- **Work order**
The expected result is a word-for-word copy of the entries, minus any pictures.

- **Given records**
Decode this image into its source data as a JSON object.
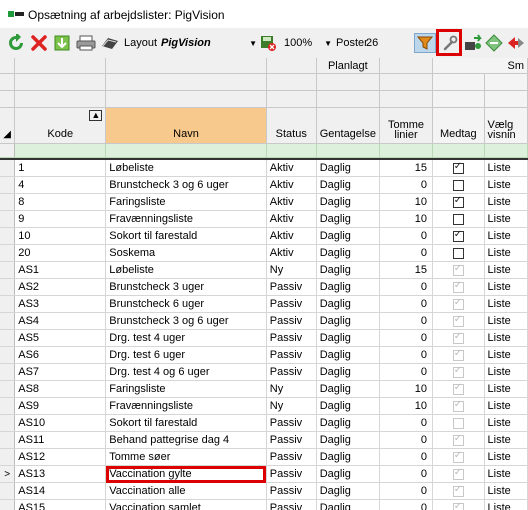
{
  "window": {
    "title": "Opsætning af arbejdslister: PigVision"
  },
  "toolbar": {
    "layout_label": "Layout",
    "layout_value": "PigVision",
    "zoom_value": "100%",
    "poster_label": "Poster",
    "poster_count": "26"
  },
  "columns": {
    "group_planlagt": "Planlagt",
    "group_sm": "Sm",
    "kode": "Kode",
    "navn": "Navn",
    "status": "Status",
    "gentagelse": "Gentagelse",
    "tomme_linier": "Tomme linier",
    "medtag": "Medtag",
    "visning": "Vælg visnin"
  },
  "rows": [
    {
      "kode": "1",
      "navn": "Løbeliste",
      "status": "Aktiv",
      "gentagelse": "Daglig",
      "tomme": "15",
      "medtag": true,
      "visning": "Liste"
    },
    {
      "kode": "4",
      "navn": "Brunstcheck 3 og 6 uger",
      "status": "Aktiv",
      "gentagelse": "Daglig",
      "tomme": "0",
      "medtag": false,
      "visning": "Liste"
    },
    {
      "kode": "8",
      "navn": "Faringsliste",
      "status": "Aktiv",
      "gentagelse": "Daglig",
      "tomme": "10",
      "medtag": true,
      "visning": "Liste"
    },
    {
      "kode": "9",
      "navn": "Fravænningsliste",
      "status": "Aktiv",
      "gentagelse": "Daglig",
      "tomme": "10",
      "medtag": false,
      "visning": "Liste"
    },
    {
      "kode": "10",
      "navn": "Sokort til farestald",
      "status": "Aktiv",
      "gentagelse": "Daglig",
      "tomme": "0",
      "medtag": true,
      "visning": "Liste"
    },
    {
      "kode": "20",
      "navn": "Soskema",
      "status": "Aktiv",
      "gentagelse": "Daglig",
      "tomme": "0",
      "medtag": false,
      "visning": "Liste"
    },
    {
      "kode": "AS1",
      "navn": "Løbeliste",
      "status": "Ny",
      "gentagelse": "Daglig",
      "tomme": "15",
      "medtag": true,
      "visning": "Liste"
    },
    {
      "kode": "AS2",
      "navn": "Brunstcheck 3 uger",
      "status": "Passiv",
      "gentagelse": "Daglig",
      "tomme": "0",
      "medtag": true,
      "visning": "Liste"
    },
    {
      "kode": "AS3",
      "navn": "Brunstcheck 6 uger",
      "status": "Passiv",
      "gentagelse": "Daglig",
      "tomme": "0",
      "medtag": true,
      "visning": "Liste"
    },
    {
      "kode": "AS4",
      "navn": "Brunstcheck 3 og 6 uger",
      "status": "Passiv",
      "gentagelse": "Daglig",
      "tomme": "0",
      "medtag": true,
      "visning": "Liste"
    },
    {
      "kode": "AS5",
      "navn": "Drg. test 4 uger",
      "status": "Passiv",
      "gentagelse": "Daglig",
      "tomme": "0",
      "medtag": true,
      "visning": "Liste"
    },
    {
      "kode": "AS6",
      "navn": "Drg. test 6 uger",
      "status": "Passiv",
      "gentagelse": "Daglig",
      "tomme": "0",
      "medtag": true,
      "visning": "Liste"
    },
    {
      "kode": "AS7",
      "navn": "Drg. test 4 og 6 uger",
      "status": "Passiv",
      "gentagelse": "Daglig",
      "tomme": "0",
      "medtag": true,
      "visning": "Liste"
    },
    {
      "kode": "AS8",
      "navn": "Faringsliste",
      "status": "Ny",
      "gentagelse": "Daglig",
      "tomme": "10",
      "medtag": true,
      "visning": "Liste"
    },
    {
      "kode": "AS9",
      "navn": "Fravænningsliste",
      "status": "Ny",
      "gentagelse": "Daglig",
      "tomme": "10",
      "medtag": true,
      "visning": "Liste"
    },
    {
      "kode": "AS10",
      "navn": "Sokort til farestald",
      "status": "Passiv",
      "gentagelse": "Daglig",
      "tomme": "0",
      "medtag": false,
      "visning": "Liste"
    },
    {
      "kode": "AS11",
      "navn": "Behand pattegrise dag 4",
      "status": "Passiv",
      "gentagelse": "Daglig",
      "tomme": "0",
      "medtag": true,
      "visning": "Liste"
    },
    {
      "kode": "AS12",
      "navn": "Tomme søer",
      "status": "Passiv",
      "gentagelse": "Daglig",
      "tomme": "0",
      "medtag": true,
      "visning": "Liste"
    },
    {
      "kode": "AS13",
      "navn": "Vaccination gylte",
      "status": "Passiv",
      "gentagelse": "Daglig",
      "tomme": "0",
      "medtag": true,
      "visning": "Liste",
      "current": true
    },
    {
      "kode": "AS14",
      "navn": "Vaccination alle",
      "status": "Passiv",
      "gentagelse": "Daglig",
      "tomme": "0",
      "medtag": true,
      "visning": "Liste"
    },
    {
      "kode": "AS15",
      "navn": "Vaccination samlet",
      "status": "Passiv",
      "gentagelse": "Daglig",
      "tomme": "0",
      "medtag": true,
      "visning": "Liste"
    }
  ],
  "current_row_marker": ">",
  "icons": [
    "refresh-icon",
    "delete-icon",
    "export-icon",
    "print-icon",
    "layout-icon",
    "save-layout-icon",
    "filter-icon",
    "wrench-icon",
    "move-icon",
    "diamond-icon",
    "red-arrows-icon"
  ],
  "colors": {
    "navn_header": "#f8c98c",
    "filter_row": "#dcf0dc",
    "highlight_box": "#d00"
  }
}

- **Worked solution**
Decode this image into its source data as a JSON object.
{
  "window": {
    "title": "Opsætning af arbejdslister: PigVision"
  },
  "toolbar": {
    "layout_label": "Layout",
    "layout_value": "PigVision",
    "zoom_value": "100%",
    "poster_label": "Poster",
    "poster_count": "26"
  },
  "columns": {
    "group_planlagt": "Planlagt",
    "group_sm": "Sm",
    "kode": "Kode",
    "navn": "Navn",
    "status": "Status",
    "gentagelse": "Gentagelse",
    "tomme_linier": "Tomme linier",
    "medtag": "Medtag",
    "visning": "Vælg visnin"
  },
  "rows": [
    {
      "kode": "1",
      "navn": "Løbeliste",
      "status": "Aktiv",
      "gentagelse": "Daglig",
      "tomme": "15",
      "medtag": true,
      "visning": "Liste"
    },
    {
      "kode": "4",
      "navn": "Brunstcheck 3 og 6 uger",
      "status": "Aktiv",
      "gentagelse": "Daglig",
      "tomme": "0",
      "medtag": false,
      "visning": "Liste"
    },
    {
      "kode": "8",
      "navn": "Faringsliste",
      "status": "Aktiv",
      "gentagelse": "Daglig",
      "tomme": "10",
      "medtag": true,
      "visning": "Liste"
    },
    {
      "kode": "9",
      "navn": "Fravænningsliste",
      "status": "Aktiv",
      "gentagelse": "Daglig",
      "tomme": "10",
      "medtag": false,
      "visning": "Liste"
    },
    {
      "kode": "10",
      "navn": "Sokort til farestald",
      "status": "Aktiv",
      "gentagelse": "Daglig",
      "tomme": "0",
      "medtag": true,
      "visning": "Liste"
    },
    {
      "kode": "20",
      "navn": "Soskema",
      "status": "Aktiv",
      "gentagelse": "Daglig",
      "tomme": "0",
      "medtag": false,
      "visning": "Liste"
    },
    {
      "kode": "AS1",
      "navn": "Løbeliste",
      "status": "Ny",
      "gentagelse": "Daglig",
      "tomme": "15",
      "medtag": true,
      "visning": "Liste"
    },
    {
      "kode": "AS2",
      "navn": "Brunstcheck 3 uger",
      "status": "Passiv",
      "gentagelse": "Daglig",
      "tomme": "0",
      "medtag": true,
      "visning": "Liste"
    },
    {
      "kode": "AS3",
      "navn": "Brunstcheck 6 uger",
      "status": "Passiv",
      "gentagelse": "Daglig",
      "tomme": "0",
      "medtag": true,
      "visning": "Liste"
    },
    {
      "kode": "AS4",
      "navn": "Brunstcheck 3 og 6 uger",
      "status": "Passiv",
      "gentagelse": "Daglig",
      "tomme": "0",
      "medtag": true,
      "visning": "Liste"
    },
    {
      "kode": "AS5",
      "navn": "Drg. test 4 uger",
      "status": "Passiv",
      "gentagelse": "Daglig",
      "tomme": "0",
      "medtag": true,
      "visning": "Liste"
    },
    {
      "kode": "AS6",
      "navn": "Drg. test 6 uger",
      "status": "Passiv",
      "gentagelse": "Daglig",
      "tomme": "0",
      "medtag": true,
      "visning": "Liste"
    },
    {
      "kode": "AS7",
      "navn": "Drg. test 4 og 6 uger",
      "status": "Passiv",
      "gentagelse": "Daglig",
      "tomme": "0",
      "medtag": true,
      "visning": "Liste"
    },
    {
      "kode": "AS8",
      "navn": "Faringsliste",
      "status": "Ny",
      "gentagelse": "Daglig",
      "tomme": "10",
      "medtag": true,
      "visning": "Liste"
    },
    {
      "kode": "AS9",
      "navn": "Fravænningsliste",
      "status": "Ny",
      "gentagelse": "Daglig",
      "tomme": "10",
      "medtag": true,
      "visning": "Liste"
    },
    {
      "kode": "AS10",
      "navn": "Sokort til farestald",
      "status": "Passiv",
      "gentagelse": "Daglig",
      "tomme": "0",
      "medtag": false,
      "visning": "Liste"
    },
    {
      "kode": "AS11",
      "navn": "Behand pattegrise dag 4",
      "status": "Passiv",
      "gentagelse": "Daglig",
      "tomme": "0",
      "medtag": true,
      "visning": "Liste"
    },
    {
      "kode": "AS12",
      "navn": "Tomme søer",
      "status": "Passiv",
      "gentagelse": "Daglig",
      "tomme": "0",
      "medtag": true,
      "visning": "Liste"
    },
    {
      "kode": "AS13",
      "navn": "Vaccination gylte",
      "status": "Passiv",
      "gentagelse": "Daglig",
      "tomme": "0",
      "medtag": true,
      "visning": "Liste",
      "current": true
    },
    {
      "kode": "AS14",
      "navn": "Vaccination alle",
      "status": "Passiv",
      "gentagelse": "Daglig",
      "tomme": "0",
      "medtag": true,
      "visning": "Liste"
    },
    {
      "kode": "AS15",
      "navn": "Vaccination samlet",
      "status": "Passiv",
      "gentagelse": "Daglig",
      "tomme": "0",
      "medtag": true,
      "visning": "Liste"
    }
  ],
  "current_row_marker": ">",
  "icons": [
    "refresh-icon",
    "delete-icon",
    "export-icon",
    "print-icon",
    "layout-icon",
    "save-layout-icon",
    "filter-icon",
    "wrench-icon",
    "move-icon",
    "diamond-icon",
    "red-arrows-icon"
  ],
  "colors": {
    "navn_header": "#f8c98c",
    "filter_row": "#dcf0dc",
    "highlight_box": "#d00"
  }
}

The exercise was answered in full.